### What this task involves
Your answer should be the records, restated word for word.

━━ Records for the exercise

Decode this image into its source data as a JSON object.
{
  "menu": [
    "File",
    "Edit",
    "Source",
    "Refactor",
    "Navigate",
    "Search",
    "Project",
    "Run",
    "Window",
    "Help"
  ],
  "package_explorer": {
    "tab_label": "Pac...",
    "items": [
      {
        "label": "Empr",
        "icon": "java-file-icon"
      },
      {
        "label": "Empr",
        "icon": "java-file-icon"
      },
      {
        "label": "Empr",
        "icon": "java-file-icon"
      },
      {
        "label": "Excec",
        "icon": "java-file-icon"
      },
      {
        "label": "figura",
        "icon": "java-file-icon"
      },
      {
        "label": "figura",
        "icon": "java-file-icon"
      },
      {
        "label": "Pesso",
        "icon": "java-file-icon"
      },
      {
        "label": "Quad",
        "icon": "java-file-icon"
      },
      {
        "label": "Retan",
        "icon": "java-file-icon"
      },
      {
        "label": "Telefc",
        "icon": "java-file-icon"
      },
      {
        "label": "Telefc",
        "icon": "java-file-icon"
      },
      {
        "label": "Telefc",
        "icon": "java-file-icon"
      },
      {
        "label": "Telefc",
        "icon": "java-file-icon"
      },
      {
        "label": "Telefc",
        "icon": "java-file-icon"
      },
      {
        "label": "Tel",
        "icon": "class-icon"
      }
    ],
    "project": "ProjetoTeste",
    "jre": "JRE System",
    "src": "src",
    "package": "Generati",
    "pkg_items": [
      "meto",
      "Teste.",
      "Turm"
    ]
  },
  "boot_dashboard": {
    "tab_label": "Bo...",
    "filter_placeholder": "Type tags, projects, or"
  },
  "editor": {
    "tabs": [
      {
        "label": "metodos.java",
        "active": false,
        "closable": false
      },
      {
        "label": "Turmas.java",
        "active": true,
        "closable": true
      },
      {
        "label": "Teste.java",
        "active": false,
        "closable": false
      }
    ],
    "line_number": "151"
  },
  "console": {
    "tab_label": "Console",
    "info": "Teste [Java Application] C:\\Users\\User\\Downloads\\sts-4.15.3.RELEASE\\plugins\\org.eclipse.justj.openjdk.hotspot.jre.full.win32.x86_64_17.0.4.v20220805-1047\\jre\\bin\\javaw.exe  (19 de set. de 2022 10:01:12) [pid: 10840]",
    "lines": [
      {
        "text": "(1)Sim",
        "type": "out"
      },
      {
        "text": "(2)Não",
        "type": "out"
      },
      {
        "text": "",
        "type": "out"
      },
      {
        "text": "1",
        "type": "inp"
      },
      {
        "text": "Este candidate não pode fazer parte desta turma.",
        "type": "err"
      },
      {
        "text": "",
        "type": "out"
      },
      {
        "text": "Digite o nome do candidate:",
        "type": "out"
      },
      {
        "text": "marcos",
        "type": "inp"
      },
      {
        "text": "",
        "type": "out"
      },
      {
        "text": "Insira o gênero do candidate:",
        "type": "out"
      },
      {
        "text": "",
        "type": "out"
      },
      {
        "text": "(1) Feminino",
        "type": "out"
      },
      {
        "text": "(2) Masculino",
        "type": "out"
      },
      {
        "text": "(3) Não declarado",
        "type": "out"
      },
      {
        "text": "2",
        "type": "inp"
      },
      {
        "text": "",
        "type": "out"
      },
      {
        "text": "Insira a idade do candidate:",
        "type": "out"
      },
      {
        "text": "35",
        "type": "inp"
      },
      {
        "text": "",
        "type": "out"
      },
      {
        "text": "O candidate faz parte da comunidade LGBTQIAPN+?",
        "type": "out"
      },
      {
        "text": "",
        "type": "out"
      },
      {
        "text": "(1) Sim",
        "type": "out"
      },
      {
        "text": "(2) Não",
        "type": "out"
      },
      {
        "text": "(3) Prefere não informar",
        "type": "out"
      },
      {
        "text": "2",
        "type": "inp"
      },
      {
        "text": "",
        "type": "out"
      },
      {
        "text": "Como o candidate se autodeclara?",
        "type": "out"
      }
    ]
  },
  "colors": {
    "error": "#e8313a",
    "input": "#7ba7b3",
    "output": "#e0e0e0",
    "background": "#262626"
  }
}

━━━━

### Answer to the exercise
Decode this image into its source data as a JSON object.
{
  "menu": [
    "File",
    "Edit",
    "Source",
    "Refactor",
    "Navigate",
    "Search",
    "Project",
    "Run",
    "Window",
    "Help"
  ],
  "package_explorer": {
    "tab_label": "Pac...",
    "items": [
      {
        "label": "Empr",
        "icon": "java-file-icon"
      },
      {
        "label": "Empr",
        "icon": "java-file-icon"
      },
      {
        "label": "Empr",
        "icon": "java-file-icon"
      },
      {
        "label": "Excec",
        "icon": "java-file-icon"
      },
      {
        "label": "figura",
        "icon": "java-file-icon"
      },
      {
        "label": "figura",
        "icon": "java-file-icon"
      },
      {
        "label": "Pesso",
        "icon": "java-file-icon"
      },
      {
        "label": "Quad",
        "icon": "java-file-icon"
      },
      {
        "label": "Retan",
        "icon": "java-file-icon"
      },
      {
        "label": "Telefc",
        "icon": "java-file-icon"
      },
      {
        "label": "Telefc",
        "icon": "java-file-icon"
      },
      {
        "label": "Telefc",
        "icon": "java-file-icon"
      },
      {
        "label": "Telefc",
        "icon": "java-file-icon"
      },
      {
        "label": "Telefc",
        "icon": "java-file-icon"
      },
      {
        "label": "Tel",
        "icon": "class-icon"
      }
    ],
    "project": "ProjetoTeste",
    "jre": "JRE System",
    "src": "src",
    "package": "Generati",
    "pkg_items": [
      "meto",
      "Teste.",
      "Turm"
    ]
  },
  "boot_dashboard": {
    "tab_label": "Bo...",
    "filter_placeholder": "Type tags, projects, or"
  },
  "editor": {
    "tabs": [
      {
        "label": "metodos.java",
        "active": false,
        "closable": false
      },
      {
        "label": "Turmas.java",
        "active": true,
        "closable": true
      },
      {
        "label": "Teste.java",
        "active": false,
        "closable": false
      }
    ],
    "line_number": "151"
  },
  "console": {
    "tab_label": "Console",
    "info": "Teste [Java Application] C:\\Users\\User\\Downloads\\sts-4.15.3.RELEASE\\plugins\\org.eclipse.justj.openjdk.hotspot.jre.full.win32.x86_64_17.0.4.v20220805-1047\\jre\\bin\\javaw.exe  (19 de set. de 2022 10:01:12) [pid: 10840]",
    "lines": [
      {
        "text": "(1)Sim",
        "type": "out"
      },
      {
        "text": "(2)Não",
        "type": "out"
      },
      {
        "text": "",
        "type": "out"
      },
      {
        "text": "1",
        "type": "inp"
      },
      {
        "text": "Este candidate não pode fazer parte desta turma.",
        "type": "err"
      },
      {
        "text": "",
        "type": "out"
      },
      {
        "text": "Digite o nome do candidate:",
        "type": "out"
      },
      {
        "text": "marcos",
        "type": "inp"
      },
      {
        "text": "",
        "type": "out"
      },
      {
        "text": "Insira o gênero do candidate:",
        "type": "out"
      },
      {
        "text": "",
        "type": "out"
      },
      {
        "text": "(1) Feminino",
        "type": "out"
      },
      {
        "text": "(2) Masculino",
        "type": "out"
      },
      {
        "text": "(3) Não declarado",
        "type": "out"
      },
      {
        "text": "2",
        "type": "inp"
      },
      {
        "text": "",
        "type": "out"
      },
      {
        "text": "Insira a idade do candidate:",
        "type": "out"
      },
      {
        "text": "35",
        "type": "inp"
      },
      {
        "text": "",
        "type": "out"
      },
      {
        "text": "O candidate faz parte da comunidade LGBTQIAPN+?",
        "type": "out"
      },
      {
        "text": "",
        "type": "out"
      },
      {
        "text": "(1) Sim",
        "type": "out"
      },
      {
        "text": "(2) Não",
        "type": "out"
      },
      {
        "text": "(3) Prefere não informar",
        "type": "out"
      },
      {
        "text": "2",
        "type": "inp"
      },
      {
        "text": "",
        "type": "out"
      },
      {
        "text": "Como o candidate se autodeclara?",
        "type": "out"
      }
    ]
  },
  "colors": {
    "error": "#e8313a",
    "input": "#7ba7b3",
    "output": "#e0e0e0",
    "background": "#262626"
  }
}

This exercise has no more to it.